But I think, first and foremost, each need to be appreciated individually. Are they 100 percent mutually exclusive? No. But you don’t have to watch both of them and then argue why one is more popular than the other. Just enjoy them both!
On Tuesday night, an impressive, historic feat happened in women’s college basketball when the Connecticut Huskies won their fourth straight national title. And in completely dominant fashion.
They went 38-0 this season, marking their second undefeated season in the last three years. It was also their 11th national title in the last 17 years. One senior on the team, Breanna Stewart, was on all four championship teams.
So congratulations to them. People may start talking about “why this accomplishment isn’t more more appreciated,” but who cares? They did it. And that’s all that matters.
However, I will admit that there are times when we do need to make a comparison of men’s and women’s sports.
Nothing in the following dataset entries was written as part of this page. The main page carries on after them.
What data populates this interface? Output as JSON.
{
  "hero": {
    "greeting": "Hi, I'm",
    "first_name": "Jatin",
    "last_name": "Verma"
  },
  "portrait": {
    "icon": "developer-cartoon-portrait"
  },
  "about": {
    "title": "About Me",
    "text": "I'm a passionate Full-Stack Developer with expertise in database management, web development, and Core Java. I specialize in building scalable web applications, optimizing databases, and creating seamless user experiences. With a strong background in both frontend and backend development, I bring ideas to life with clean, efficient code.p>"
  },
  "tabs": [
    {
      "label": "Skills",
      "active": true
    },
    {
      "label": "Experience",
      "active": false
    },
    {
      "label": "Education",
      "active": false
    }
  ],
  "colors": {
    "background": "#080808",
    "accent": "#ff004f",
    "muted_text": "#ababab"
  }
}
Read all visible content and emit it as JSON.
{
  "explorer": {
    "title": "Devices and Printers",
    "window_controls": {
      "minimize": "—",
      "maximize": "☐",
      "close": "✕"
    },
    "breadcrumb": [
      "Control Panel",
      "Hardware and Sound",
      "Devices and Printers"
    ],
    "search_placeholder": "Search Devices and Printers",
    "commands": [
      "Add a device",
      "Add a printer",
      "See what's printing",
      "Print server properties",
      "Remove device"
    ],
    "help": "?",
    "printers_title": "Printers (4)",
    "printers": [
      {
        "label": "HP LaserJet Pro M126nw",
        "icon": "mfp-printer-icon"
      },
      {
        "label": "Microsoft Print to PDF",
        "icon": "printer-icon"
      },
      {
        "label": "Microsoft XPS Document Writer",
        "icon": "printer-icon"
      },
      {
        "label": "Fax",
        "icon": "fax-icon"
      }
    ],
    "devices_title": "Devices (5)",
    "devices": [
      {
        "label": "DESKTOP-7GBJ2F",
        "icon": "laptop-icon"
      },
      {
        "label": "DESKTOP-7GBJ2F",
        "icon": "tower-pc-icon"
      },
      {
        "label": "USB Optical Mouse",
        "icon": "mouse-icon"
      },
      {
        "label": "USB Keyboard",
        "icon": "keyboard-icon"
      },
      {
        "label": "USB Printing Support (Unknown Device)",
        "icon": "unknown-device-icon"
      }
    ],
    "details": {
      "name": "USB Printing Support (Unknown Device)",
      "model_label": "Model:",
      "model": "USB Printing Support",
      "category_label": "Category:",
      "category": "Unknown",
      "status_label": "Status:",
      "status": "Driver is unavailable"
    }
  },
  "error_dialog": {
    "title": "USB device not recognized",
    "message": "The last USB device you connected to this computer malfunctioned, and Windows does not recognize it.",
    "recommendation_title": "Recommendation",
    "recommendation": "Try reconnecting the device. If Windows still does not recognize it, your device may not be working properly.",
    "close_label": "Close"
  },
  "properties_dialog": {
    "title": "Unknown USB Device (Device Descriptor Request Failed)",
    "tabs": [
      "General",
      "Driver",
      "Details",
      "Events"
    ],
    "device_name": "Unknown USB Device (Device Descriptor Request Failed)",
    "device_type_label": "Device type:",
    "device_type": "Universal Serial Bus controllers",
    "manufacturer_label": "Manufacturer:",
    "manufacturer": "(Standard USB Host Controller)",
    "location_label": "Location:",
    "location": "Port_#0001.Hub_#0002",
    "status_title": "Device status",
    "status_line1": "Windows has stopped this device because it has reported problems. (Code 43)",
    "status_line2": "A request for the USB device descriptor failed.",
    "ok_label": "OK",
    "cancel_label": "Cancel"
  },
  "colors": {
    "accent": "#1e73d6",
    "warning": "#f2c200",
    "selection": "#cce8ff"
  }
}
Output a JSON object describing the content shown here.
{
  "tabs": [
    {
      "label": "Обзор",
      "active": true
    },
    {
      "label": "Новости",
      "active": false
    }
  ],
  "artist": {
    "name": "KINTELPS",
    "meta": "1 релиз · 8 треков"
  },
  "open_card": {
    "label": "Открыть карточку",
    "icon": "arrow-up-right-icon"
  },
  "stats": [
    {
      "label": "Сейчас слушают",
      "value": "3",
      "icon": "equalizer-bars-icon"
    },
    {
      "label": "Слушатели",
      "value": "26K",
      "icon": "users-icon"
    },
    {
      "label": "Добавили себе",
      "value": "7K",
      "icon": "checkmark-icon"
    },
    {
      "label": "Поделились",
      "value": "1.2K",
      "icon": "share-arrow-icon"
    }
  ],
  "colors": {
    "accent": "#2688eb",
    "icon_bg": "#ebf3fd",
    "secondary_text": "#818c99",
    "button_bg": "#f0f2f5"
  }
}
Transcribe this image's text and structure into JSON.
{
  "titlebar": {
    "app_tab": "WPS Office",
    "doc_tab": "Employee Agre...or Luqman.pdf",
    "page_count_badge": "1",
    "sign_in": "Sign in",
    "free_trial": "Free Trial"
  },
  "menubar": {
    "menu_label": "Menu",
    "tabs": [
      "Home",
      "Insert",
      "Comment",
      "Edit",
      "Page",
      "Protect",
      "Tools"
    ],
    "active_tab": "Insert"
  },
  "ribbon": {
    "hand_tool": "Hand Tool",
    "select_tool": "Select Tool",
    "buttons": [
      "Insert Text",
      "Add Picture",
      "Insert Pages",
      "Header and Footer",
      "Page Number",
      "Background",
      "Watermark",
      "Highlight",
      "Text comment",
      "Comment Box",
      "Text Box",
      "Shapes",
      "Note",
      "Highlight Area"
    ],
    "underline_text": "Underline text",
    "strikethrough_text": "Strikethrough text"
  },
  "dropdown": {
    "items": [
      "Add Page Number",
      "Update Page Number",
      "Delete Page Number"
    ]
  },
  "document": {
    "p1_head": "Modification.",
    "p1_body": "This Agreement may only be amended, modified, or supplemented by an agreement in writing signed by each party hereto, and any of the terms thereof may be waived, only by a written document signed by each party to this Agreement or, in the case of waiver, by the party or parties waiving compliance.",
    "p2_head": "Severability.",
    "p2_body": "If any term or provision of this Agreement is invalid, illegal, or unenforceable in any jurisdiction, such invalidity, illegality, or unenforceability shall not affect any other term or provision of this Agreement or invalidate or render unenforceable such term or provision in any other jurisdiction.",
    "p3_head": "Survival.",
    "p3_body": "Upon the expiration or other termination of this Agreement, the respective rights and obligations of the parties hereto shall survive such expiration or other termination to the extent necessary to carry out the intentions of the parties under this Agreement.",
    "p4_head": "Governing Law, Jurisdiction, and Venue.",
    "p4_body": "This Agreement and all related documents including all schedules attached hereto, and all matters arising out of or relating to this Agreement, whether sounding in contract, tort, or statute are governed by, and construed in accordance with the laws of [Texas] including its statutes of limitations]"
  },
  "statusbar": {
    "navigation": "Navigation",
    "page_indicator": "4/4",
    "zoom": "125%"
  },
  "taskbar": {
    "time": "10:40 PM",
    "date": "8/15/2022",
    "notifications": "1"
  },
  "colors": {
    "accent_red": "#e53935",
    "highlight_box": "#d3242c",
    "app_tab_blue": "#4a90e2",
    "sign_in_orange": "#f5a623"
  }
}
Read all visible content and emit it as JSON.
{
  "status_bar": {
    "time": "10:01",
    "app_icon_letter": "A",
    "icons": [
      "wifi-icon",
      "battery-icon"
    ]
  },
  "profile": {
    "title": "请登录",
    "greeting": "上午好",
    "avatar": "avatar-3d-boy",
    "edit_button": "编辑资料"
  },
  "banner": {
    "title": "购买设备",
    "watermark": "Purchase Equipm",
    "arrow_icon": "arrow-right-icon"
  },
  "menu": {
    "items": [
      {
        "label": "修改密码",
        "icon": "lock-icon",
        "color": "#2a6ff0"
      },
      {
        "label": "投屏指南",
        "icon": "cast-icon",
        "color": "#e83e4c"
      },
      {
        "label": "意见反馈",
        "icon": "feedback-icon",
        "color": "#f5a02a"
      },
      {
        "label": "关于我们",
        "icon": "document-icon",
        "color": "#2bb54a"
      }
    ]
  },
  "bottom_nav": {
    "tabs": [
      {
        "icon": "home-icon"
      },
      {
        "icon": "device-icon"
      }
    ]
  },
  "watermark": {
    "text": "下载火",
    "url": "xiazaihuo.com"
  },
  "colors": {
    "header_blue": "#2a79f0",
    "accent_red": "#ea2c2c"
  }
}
And not on a competitive level, but with their pay.
A pretty major story that’s sort of flown under the radar the last several days, in light of the Panama Papers and the increasingly crazy presidential election, is when top players from the U.S. women’s national team filed a federal complaint last Wednesday accusing U.S Soccer of wage discrimination.
You know, that same team we watched with exhilaration as they demolished international competition last summer to win the World Cup? The same team we threw a lavish ticker tape parade for in New York City?
Well, it turns out the female athletes on that team earn as little as 40 percent of what players on the U.S. men’s national team do, and that team really is not that good at all.
Most people probably can’t even name a single guy on the men’s team. Yet the women’s team has basically become role models for young women everywhere. They’ve become icons; and symbols of not only success, but of female empowerment.
And somehow, we don’t pay them their fair shake.
Yeah I get it. They make plenty of dough. “They shouldn’t complain,” is what some people will say. But how can we call ourselves the “land of opportunity” when we don’t provide everybody with equal opportunity?
Wage inequality is a real issue, and what better people to stand up for it than the women who have proudly represented our country on one of the world’s grandest stages for the last decade? Why can’t they be a voice for the voiceless and use their celebrity for good?
And just the fact that the nation is having this conversation now, as a result of these women, is already significant progress.
Those women by the way, were Hope Solo, Carli Lloyd, Becky Sauerbrunn, Alex Morgan and Megan Rapinoe, who said they were representing the entire team.
And I know that mention of Alex Morgan got you excited. But let me tell you — I for one, will not participate in the sexual degradation of women by posting a photo of Alex Morgan just to make you happy.
Did we learn nothing from the topless Instagram selfie of Emily Ratajkowski and Kim Kardashian earlier this week? Women are more than just their bodies!
Eh, screw that. She’s just too goddamn pretty.